in margarine and butter. We can get these vitamins in
sufficient quantity through a healthy and normal diet.
There is one exception, it is vitamin B9 which is also
called folic acid or folate. Extra supplements of this
vitamin are recommended through week 12 of pregnancy.
See also: Pregnancy and folic acid
The trace iron is important and necessary to bind and
retain hemoglobin in the red blood cells. Both the
mother and the child need it. However, iron is not good
in excessive amounts. Most people get what they need
through diet and it is not recommended to eat iron
tablets for safety. At the first pregnancy check,
samples are taken to examine the amount of iron in the
body and iron tablets are recommended if iron deficiency
is detected. Your midwife or doctor will notify you.
Calcium is the second trace element that is often
mentioned in pregnancy. Regular diets are rich in
calcium and everyone with normal diets covers their
needs. Breast milk contains as much calcium as standard
milk. Two to three glasses of milk and a little cheese
every day is enough to meet the need. If you do not
drink milk or eat cheese, calcium tablets are
Alcohol and tobacco
You should abstain from alcohol and tobacco during
pregnancy.

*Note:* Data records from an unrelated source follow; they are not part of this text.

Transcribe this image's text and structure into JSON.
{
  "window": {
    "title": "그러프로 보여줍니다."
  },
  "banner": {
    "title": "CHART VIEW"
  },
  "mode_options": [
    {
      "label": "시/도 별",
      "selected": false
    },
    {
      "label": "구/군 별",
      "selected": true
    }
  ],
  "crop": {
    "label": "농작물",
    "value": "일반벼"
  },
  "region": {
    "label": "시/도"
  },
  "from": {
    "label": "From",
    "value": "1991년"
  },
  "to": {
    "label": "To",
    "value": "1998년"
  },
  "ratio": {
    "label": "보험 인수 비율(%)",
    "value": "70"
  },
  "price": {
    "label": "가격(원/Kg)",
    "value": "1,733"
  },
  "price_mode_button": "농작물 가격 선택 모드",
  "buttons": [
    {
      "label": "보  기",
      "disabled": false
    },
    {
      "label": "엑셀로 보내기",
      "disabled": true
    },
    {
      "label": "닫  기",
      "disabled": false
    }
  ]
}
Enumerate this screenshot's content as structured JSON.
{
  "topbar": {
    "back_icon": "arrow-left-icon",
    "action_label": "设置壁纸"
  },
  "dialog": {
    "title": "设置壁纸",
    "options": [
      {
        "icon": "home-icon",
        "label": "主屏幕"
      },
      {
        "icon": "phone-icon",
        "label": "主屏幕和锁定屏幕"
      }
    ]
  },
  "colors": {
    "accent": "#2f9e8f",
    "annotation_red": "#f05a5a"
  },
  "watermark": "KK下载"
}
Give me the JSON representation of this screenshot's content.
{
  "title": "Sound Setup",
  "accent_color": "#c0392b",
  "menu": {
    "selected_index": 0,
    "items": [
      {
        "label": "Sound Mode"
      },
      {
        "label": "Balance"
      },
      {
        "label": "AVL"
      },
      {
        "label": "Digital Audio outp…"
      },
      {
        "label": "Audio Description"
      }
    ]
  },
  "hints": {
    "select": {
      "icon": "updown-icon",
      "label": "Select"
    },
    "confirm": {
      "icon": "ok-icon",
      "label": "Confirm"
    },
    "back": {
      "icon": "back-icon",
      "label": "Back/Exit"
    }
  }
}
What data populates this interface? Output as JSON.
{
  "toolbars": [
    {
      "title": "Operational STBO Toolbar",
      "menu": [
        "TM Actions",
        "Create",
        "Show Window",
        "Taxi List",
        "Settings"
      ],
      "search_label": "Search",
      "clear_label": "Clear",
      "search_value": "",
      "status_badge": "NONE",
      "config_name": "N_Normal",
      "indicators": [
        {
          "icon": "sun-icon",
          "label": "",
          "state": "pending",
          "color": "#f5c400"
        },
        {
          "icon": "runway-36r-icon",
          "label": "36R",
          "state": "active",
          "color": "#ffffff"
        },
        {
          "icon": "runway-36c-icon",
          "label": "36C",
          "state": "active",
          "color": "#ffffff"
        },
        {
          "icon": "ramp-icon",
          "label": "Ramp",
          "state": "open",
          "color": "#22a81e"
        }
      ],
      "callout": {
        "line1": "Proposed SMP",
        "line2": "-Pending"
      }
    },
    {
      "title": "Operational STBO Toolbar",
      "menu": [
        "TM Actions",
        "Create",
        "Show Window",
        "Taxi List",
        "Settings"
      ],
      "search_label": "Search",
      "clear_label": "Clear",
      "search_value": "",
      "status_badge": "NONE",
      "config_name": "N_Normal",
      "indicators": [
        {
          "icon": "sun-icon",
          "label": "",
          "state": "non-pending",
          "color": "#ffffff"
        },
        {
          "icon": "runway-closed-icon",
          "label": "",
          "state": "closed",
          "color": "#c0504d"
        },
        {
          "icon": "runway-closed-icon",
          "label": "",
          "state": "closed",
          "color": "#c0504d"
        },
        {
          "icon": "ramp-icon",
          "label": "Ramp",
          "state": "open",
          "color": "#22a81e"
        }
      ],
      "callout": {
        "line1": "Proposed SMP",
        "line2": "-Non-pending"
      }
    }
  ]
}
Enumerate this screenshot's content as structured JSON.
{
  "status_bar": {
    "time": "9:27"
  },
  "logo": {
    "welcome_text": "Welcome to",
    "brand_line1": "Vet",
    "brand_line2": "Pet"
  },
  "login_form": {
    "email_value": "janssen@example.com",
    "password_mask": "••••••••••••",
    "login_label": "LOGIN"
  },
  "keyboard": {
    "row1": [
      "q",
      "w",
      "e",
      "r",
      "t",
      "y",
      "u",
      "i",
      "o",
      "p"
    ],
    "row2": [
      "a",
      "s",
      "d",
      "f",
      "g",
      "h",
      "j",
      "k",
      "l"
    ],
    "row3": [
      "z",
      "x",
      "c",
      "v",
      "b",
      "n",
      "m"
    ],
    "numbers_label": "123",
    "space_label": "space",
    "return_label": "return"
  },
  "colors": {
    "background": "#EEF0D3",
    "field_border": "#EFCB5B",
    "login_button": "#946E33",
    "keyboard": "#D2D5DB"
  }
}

More information on this can be found in:
Pregnancy and alcohol and Pregnancy and tobacco.